- Late submission permitted. Late submission of assessment tasks without an extension are penalised at the rate of 5% of the possible marks available per working day or part thereof. Late submission of assessment tasks is not accepted after 10 working days after the due date, or on or after the date specified in the course outline for the return of the assessment item. Late submission is not accepted for take-home examinations.
Accepted academic practice for referencing sources that you use in presentations can be found via the links on the Wattle site, under the file named “ANU and College Policies, Program Information, Student Support Services and Assessment”. Alternatively, you can seek help through the Students Learning Development website.
Extensions and Penalties
Extensions and late submission of assessment pieces are covered by the Student Assessment (Coursework) Policy and Procedure. Extensions may be granted for assessment pieces that are not examinations or take-home examinations. If you need an extension, you must request an extension in writing on or before the due date. If you have documented and appropriate medical evidence that demonstrates you were not able to request an extension on or before the due date, you may be able to request it after the due date.
Distribution of grades policy

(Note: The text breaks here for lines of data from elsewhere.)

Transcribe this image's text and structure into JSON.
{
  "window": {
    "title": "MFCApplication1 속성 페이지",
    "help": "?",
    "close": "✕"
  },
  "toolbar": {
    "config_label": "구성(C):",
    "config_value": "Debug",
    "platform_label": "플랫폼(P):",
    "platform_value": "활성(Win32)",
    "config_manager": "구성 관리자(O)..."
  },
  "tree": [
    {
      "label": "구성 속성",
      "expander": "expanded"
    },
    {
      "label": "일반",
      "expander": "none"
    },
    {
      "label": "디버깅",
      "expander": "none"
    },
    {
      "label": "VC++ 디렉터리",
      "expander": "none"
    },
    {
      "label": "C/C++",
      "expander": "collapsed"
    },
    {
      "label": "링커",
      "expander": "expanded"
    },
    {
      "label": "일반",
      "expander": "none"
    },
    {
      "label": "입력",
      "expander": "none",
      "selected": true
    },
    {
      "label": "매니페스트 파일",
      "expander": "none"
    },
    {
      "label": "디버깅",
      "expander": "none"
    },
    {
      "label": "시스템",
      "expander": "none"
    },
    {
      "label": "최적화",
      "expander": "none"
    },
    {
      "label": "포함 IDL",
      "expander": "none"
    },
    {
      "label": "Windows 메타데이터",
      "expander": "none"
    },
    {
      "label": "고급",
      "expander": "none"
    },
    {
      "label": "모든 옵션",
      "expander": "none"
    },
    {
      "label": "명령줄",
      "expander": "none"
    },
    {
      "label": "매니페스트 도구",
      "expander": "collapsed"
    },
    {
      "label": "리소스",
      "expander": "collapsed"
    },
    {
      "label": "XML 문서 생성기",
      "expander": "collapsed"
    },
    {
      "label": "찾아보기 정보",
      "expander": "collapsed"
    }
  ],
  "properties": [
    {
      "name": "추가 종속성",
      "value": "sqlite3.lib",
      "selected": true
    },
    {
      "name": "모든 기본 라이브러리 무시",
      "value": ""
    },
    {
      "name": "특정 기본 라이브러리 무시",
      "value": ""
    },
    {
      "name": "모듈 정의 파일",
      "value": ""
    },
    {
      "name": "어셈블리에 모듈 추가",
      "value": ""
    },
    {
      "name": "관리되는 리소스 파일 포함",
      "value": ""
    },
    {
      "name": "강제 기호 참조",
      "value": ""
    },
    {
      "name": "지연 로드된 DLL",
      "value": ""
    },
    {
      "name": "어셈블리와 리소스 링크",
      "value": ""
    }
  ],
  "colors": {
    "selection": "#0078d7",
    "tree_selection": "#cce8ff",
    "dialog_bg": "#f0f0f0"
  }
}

Academic Quality Assurance Committee monitors the performance of students, including attrition, further study and employment rates and grade distribution, and College reports on quality assurance processes for assessment activities, including alignment with national and international disciplinary and interdisciplinary standards, as well as qualification type learning outcomes.
Since first semester 1994, ANU uses a grading scale for all courses. This grading scale is used by all academic areas of the University.
Support for students
The University offers students support through several different services. You may contact the services listed below directly or seek advice from your Course Convener, Student Administrators, or your College and Course representatives (if applicable).
- ANU Health, safety & wellbeing for medical services, counselling, mental health and spiritual support
- ANU Diversity and inclusion for students with a disability or ongoing or chronic illness
- ANU Dean of Students for confidential, impartial advice and help to resolve problems between students and the academic or administrative areas of the University
- ANU Academic Skills and Learning Centre supports you make your own decisions about how you learn and manage your workload.
- ANU Counselling Centre promotes, supports and enhances mental health and wellbeing within the University student community.
- ANUSA supports and represents undergraduate and ANU College students
- PARSA supports and represents postgraduate and research students
Sarah Steele is a global health law and governance expert who works on issues of gender-based violence, amongst other critical public health scholarship. She facilitates the Bystander Initiative, a part of the University of Cambridge’s Breaking the Silence campaign addressing sexual violence on campus, while also providing teaching and supervision to various projects exploring public health and violence. She continues to be based in the UK at Jesus College, Cambridge, the Department of Politics and International Studies, the Cambridge Institute of Public Health and is a Member of the Global Human Movement.
While trained as a lawyer, Sarah works across issues of law and governance, as well as gender studies and public policy, and consults on varied projects across the EU and internationally. She has appeared on television in the UK, Canada and Australia, as well as radio and vlogs, working to explore issues that improve health and wellbeing in ways that interact with the public and policy makers.
AsPr Anthony Hopkins